- [Task to complete]: Whenever the word "print" shows up in a line of the data, copy that line.

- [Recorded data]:
- - -
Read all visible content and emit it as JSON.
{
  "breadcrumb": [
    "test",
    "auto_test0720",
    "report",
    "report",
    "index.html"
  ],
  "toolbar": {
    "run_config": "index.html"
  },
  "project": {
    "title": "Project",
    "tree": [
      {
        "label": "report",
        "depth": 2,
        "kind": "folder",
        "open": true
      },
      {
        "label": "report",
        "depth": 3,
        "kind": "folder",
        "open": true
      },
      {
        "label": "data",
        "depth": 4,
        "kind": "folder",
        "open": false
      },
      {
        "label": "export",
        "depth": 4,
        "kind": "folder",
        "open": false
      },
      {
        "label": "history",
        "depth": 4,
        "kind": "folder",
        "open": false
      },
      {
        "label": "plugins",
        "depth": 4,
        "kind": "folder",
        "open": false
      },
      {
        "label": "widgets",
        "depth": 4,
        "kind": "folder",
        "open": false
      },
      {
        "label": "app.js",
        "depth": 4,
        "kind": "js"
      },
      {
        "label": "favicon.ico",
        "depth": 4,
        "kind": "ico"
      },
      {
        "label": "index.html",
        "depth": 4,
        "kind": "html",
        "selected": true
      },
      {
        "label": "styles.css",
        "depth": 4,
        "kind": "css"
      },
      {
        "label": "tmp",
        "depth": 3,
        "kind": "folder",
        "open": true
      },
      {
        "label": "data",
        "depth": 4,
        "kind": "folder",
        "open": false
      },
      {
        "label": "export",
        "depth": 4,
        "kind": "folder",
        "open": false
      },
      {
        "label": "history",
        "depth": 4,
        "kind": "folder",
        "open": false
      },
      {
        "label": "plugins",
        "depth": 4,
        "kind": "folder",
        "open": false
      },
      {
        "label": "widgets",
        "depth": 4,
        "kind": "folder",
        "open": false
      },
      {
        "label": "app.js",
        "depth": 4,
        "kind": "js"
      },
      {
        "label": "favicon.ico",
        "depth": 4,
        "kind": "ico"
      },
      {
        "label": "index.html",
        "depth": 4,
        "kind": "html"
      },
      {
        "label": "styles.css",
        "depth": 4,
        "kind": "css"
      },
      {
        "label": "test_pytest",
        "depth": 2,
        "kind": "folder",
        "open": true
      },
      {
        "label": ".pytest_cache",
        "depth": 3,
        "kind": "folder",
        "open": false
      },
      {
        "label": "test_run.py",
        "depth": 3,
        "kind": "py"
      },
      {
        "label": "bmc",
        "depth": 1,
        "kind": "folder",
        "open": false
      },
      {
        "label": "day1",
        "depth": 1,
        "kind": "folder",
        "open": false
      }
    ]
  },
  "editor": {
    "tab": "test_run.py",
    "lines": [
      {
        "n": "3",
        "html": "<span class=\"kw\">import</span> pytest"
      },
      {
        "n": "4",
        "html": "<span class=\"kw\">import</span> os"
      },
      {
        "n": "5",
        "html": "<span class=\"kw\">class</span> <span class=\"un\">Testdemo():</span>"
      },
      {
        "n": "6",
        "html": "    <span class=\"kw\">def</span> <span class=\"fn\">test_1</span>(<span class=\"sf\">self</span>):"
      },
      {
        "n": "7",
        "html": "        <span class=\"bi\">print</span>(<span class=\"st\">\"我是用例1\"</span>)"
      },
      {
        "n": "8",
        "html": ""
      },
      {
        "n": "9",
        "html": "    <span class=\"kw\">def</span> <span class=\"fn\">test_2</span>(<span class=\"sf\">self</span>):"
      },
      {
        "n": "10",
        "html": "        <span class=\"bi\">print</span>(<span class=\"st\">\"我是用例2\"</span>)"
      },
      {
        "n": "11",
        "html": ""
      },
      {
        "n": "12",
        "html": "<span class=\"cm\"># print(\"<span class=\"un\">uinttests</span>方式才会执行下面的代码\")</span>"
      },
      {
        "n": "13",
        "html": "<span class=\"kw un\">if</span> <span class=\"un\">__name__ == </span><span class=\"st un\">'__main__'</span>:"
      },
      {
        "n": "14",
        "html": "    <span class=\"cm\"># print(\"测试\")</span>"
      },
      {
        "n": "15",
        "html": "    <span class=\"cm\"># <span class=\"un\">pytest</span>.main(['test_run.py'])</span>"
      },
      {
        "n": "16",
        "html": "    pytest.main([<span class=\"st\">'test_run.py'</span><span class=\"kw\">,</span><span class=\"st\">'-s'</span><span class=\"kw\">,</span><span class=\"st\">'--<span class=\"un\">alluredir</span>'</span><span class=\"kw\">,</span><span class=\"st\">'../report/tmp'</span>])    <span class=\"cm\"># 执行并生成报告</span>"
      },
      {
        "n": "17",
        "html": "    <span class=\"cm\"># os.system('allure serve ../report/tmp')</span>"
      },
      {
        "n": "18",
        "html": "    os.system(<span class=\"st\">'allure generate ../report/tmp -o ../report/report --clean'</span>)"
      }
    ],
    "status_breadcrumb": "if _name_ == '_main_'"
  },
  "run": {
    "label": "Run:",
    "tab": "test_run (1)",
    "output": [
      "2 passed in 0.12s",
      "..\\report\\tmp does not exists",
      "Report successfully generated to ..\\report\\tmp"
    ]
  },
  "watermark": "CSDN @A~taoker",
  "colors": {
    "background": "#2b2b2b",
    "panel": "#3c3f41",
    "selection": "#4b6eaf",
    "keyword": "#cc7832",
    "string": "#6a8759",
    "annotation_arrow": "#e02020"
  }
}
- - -
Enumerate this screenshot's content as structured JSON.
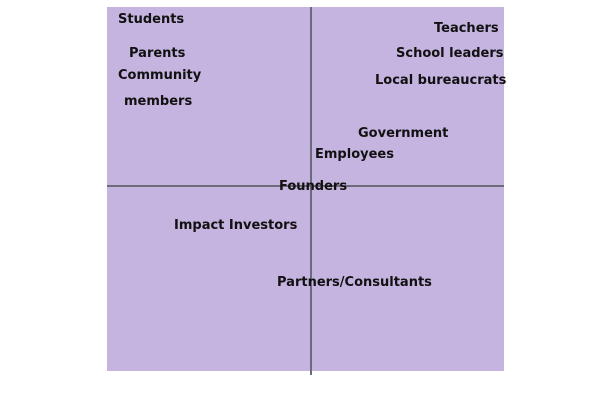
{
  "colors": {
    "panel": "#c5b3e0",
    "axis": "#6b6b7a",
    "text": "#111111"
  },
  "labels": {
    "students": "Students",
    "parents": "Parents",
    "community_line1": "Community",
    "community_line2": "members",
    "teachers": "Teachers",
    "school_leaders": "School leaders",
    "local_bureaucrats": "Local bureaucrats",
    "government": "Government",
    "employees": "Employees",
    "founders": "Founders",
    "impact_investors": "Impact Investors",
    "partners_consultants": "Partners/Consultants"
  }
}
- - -
- [Response]:
        "html": "        <span class=\"bi\">print</span>(<span class=\"st\">\"我是用例1\"</span>)"
        "html": "        <span class=\"bi\">print</span>(<span class=\"st\">\"我是用例2\"</span>)"
        "html": "<span class=\"cm\"># print(\"<span class=\"un\">uinttests</span>方式才会执行下面的代码\")</span>"
        "html": "    <span class=\"cm\"># print(\"测试\")</span>"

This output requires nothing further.